----- DATA FOR REVIEW -----

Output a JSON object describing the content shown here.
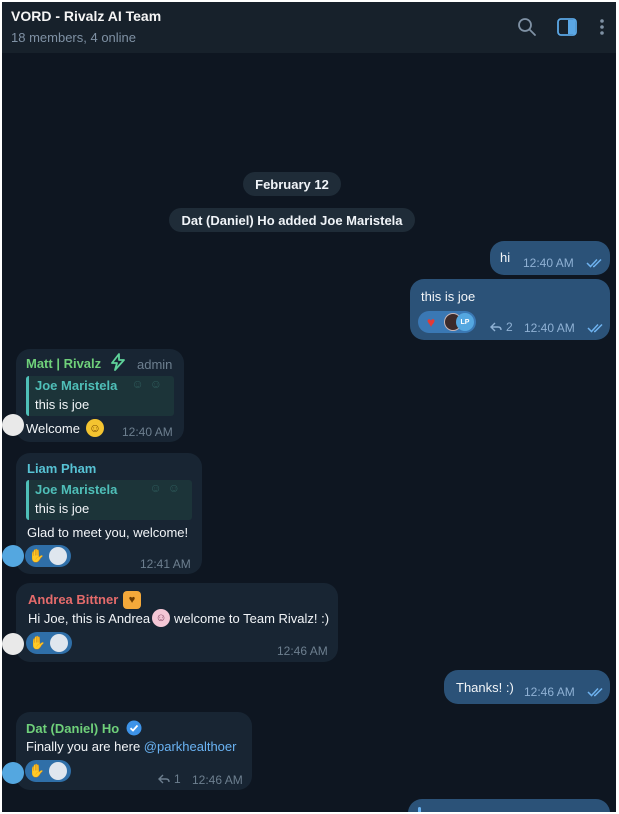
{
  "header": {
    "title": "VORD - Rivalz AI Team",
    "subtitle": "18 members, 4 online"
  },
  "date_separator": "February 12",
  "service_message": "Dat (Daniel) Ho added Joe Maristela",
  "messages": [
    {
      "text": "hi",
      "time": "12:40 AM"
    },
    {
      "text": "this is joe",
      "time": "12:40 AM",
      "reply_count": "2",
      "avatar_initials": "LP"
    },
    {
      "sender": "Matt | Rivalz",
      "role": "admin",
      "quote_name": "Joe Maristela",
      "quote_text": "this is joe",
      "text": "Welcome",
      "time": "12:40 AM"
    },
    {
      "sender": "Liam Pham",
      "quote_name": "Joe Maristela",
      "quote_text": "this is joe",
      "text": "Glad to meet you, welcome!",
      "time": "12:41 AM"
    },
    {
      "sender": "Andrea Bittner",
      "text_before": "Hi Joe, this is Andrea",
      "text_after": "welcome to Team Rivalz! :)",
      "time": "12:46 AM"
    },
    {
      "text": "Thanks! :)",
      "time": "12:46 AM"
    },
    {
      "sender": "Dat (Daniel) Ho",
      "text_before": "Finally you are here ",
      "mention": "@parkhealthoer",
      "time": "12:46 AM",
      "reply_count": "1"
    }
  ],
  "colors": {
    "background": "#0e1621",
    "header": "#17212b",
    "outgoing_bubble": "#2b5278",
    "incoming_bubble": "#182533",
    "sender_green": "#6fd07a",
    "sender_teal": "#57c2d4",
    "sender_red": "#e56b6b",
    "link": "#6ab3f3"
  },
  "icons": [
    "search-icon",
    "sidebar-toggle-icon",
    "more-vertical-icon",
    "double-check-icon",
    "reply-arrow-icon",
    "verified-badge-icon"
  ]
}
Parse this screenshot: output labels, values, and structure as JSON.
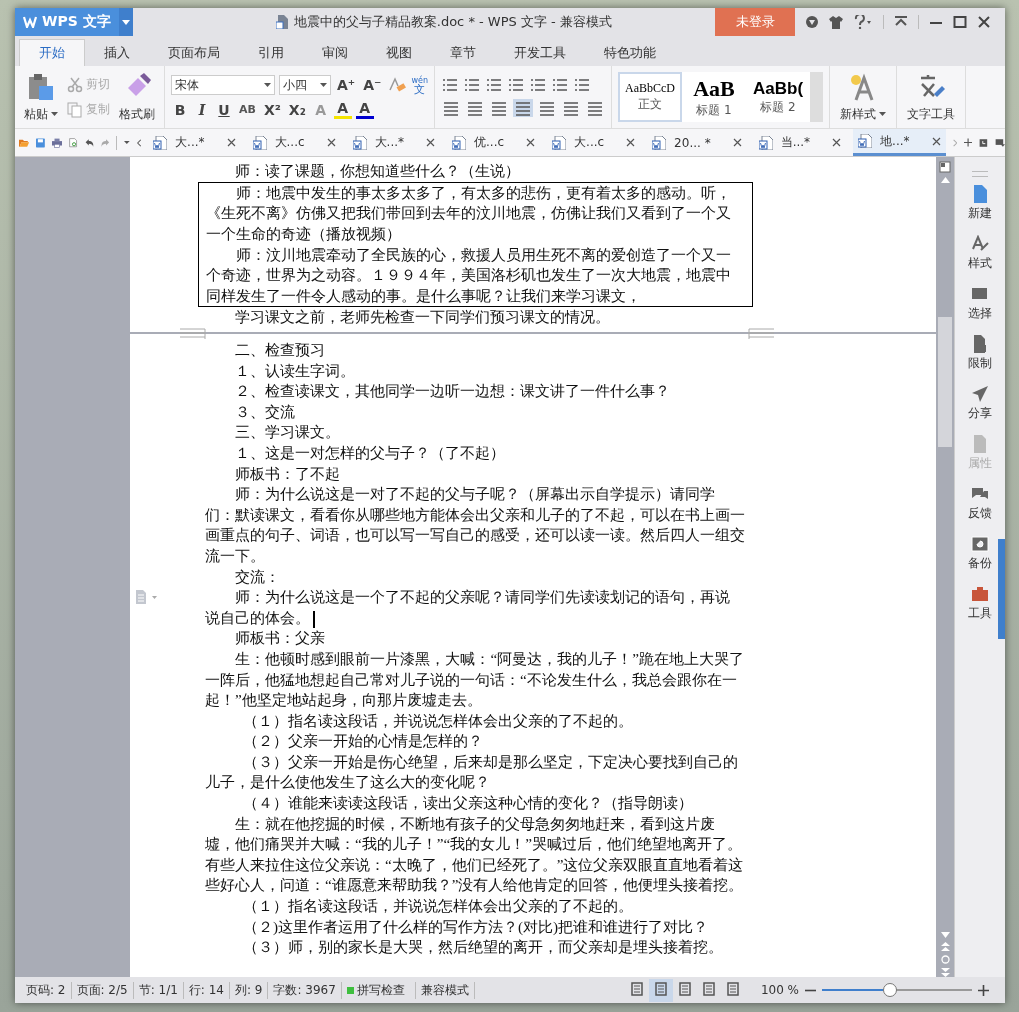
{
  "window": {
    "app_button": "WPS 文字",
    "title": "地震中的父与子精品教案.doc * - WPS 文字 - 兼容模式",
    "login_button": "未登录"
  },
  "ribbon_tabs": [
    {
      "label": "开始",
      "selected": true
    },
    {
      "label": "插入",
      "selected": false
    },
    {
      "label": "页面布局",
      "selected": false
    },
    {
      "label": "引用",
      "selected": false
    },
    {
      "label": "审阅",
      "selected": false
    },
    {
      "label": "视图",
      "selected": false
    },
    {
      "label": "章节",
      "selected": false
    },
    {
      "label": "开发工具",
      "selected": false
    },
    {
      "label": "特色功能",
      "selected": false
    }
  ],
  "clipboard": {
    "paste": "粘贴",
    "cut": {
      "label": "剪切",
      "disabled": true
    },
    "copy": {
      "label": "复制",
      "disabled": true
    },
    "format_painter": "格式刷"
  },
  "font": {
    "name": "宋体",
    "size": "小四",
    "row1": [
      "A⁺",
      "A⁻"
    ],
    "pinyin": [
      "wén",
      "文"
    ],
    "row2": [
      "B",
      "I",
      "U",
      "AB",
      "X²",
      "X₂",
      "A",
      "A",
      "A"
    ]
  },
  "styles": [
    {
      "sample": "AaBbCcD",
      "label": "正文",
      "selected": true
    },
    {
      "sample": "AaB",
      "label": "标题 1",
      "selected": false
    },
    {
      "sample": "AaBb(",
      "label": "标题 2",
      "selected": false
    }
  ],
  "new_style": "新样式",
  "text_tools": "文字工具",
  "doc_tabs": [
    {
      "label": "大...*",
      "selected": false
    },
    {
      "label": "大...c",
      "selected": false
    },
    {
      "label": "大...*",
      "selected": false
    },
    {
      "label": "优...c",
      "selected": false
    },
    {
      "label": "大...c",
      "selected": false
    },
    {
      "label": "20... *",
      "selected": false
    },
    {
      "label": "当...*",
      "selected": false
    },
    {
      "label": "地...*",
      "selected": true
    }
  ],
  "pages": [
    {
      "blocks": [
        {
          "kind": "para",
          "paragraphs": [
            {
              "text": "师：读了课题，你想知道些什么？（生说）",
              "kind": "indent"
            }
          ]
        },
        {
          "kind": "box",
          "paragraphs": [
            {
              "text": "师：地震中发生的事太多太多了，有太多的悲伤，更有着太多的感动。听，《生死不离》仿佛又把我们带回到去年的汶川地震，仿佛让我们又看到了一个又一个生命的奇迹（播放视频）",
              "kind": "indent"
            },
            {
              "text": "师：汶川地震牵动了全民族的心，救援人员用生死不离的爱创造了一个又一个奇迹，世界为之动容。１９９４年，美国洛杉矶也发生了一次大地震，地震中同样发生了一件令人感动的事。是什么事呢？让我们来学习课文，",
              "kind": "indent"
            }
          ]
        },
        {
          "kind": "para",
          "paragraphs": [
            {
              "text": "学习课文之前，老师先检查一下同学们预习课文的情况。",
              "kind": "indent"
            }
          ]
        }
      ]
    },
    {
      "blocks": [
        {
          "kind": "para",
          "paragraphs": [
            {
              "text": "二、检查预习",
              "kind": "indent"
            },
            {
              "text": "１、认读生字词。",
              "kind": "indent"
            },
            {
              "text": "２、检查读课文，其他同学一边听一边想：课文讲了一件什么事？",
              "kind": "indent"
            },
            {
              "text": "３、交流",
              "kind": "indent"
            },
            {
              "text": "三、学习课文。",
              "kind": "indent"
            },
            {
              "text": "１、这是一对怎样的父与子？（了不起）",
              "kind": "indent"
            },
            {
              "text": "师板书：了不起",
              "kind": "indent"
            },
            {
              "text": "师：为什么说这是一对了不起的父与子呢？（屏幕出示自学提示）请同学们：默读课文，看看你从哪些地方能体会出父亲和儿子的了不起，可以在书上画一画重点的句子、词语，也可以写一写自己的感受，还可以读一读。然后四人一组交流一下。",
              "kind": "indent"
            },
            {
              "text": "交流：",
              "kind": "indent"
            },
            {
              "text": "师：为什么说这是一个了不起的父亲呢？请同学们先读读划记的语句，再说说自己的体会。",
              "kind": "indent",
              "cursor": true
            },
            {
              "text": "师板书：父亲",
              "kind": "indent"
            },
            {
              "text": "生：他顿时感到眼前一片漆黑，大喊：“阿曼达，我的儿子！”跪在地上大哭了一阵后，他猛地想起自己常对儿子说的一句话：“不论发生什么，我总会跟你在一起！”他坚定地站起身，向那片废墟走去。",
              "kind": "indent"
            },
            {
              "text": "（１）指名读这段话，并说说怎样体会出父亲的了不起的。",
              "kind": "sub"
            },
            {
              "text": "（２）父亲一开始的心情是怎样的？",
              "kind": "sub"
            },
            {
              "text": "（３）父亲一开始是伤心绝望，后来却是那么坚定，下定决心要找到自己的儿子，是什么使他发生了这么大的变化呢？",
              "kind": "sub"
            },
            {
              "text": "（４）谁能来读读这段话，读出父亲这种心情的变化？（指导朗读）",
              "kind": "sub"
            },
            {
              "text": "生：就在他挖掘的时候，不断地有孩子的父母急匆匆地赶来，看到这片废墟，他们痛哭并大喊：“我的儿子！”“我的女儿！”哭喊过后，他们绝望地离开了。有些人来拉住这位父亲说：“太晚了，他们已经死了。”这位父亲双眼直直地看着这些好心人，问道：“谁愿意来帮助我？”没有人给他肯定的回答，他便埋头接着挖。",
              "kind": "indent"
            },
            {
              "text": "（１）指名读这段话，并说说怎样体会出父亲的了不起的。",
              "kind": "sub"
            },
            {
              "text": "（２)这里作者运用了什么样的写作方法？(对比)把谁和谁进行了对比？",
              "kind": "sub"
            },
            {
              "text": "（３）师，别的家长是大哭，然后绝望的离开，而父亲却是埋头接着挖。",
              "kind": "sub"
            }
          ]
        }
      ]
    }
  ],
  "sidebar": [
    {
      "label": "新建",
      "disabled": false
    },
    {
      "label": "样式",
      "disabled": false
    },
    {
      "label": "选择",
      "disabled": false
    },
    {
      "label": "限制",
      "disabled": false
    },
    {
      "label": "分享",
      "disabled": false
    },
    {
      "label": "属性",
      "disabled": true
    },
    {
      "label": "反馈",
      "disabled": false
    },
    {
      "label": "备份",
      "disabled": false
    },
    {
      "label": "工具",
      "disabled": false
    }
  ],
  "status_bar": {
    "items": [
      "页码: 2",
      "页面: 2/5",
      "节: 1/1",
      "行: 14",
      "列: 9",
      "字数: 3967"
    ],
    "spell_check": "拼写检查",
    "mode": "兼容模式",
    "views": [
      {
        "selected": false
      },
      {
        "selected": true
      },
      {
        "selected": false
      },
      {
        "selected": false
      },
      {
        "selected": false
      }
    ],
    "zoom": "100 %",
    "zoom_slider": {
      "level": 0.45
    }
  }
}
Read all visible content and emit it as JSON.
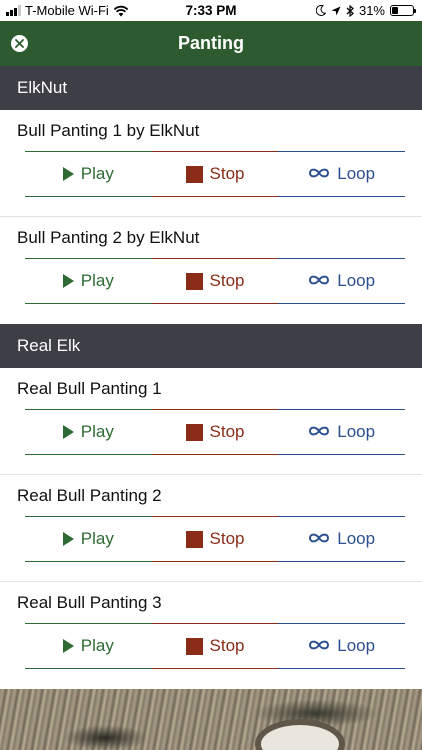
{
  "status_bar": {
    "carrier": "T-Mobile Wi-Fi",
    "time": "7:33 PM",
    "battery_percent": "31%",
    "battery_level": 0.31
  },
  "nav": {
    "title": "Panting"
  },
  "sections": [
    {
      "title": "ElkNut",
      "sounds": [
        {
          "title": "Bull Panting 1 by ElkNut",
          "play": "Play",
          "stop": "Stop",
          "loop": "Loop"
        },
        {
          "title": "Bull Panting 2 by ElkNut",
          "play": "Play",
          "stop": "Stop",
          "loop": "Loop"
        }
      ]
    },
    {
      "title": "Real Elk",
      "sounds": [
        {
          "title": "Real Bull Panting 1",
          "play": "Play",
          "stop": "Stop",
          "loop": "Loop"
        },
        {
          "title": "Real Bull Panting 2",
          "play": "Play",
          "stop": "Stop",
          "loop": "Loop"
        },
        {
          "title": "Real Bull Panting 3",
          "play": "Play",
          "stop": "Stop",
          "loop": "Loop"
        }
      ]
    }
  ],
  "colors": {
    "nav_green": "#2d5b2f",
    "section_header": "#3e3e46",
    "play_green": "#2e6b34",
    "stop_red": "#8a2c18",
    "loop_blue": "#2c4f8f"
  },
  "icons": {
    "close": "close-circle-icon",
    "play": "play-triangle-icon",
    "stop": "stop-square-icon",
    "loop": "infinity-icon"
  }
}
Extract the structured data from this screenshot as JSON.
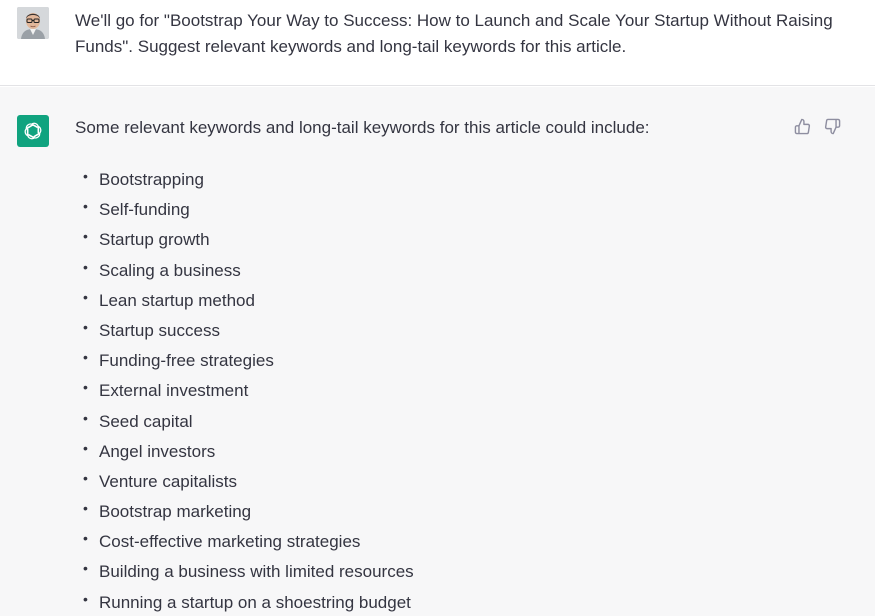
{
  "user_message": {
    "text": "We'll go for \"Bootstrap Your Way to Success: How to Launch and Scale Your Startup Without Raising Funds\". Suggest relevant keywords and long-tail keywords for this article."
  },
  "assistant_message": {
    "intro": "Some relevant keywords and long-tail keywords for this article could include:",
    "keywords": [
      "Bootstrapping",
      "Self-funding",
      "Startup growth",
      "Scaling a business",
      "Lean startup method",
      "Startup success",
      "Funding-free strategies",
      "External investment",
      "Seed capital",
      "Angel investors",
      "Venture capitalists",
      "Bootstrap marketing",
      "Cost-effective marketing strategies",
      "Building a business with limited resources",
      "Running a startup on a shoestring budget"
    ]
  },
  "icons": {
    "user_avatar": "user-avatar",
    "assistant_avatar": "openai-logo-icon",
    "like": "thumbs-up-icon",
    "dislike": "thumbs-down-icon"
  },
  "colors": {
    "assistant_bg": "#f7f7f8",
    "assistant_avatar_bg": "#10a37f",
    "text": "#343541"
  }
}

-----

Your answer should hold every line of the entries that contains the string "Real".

      "title": "Real Elk",
          "title": "Real Bull Panting 1",
          "title": "Real Bull Panting 2",
          "title": "Real Bull Panting 3",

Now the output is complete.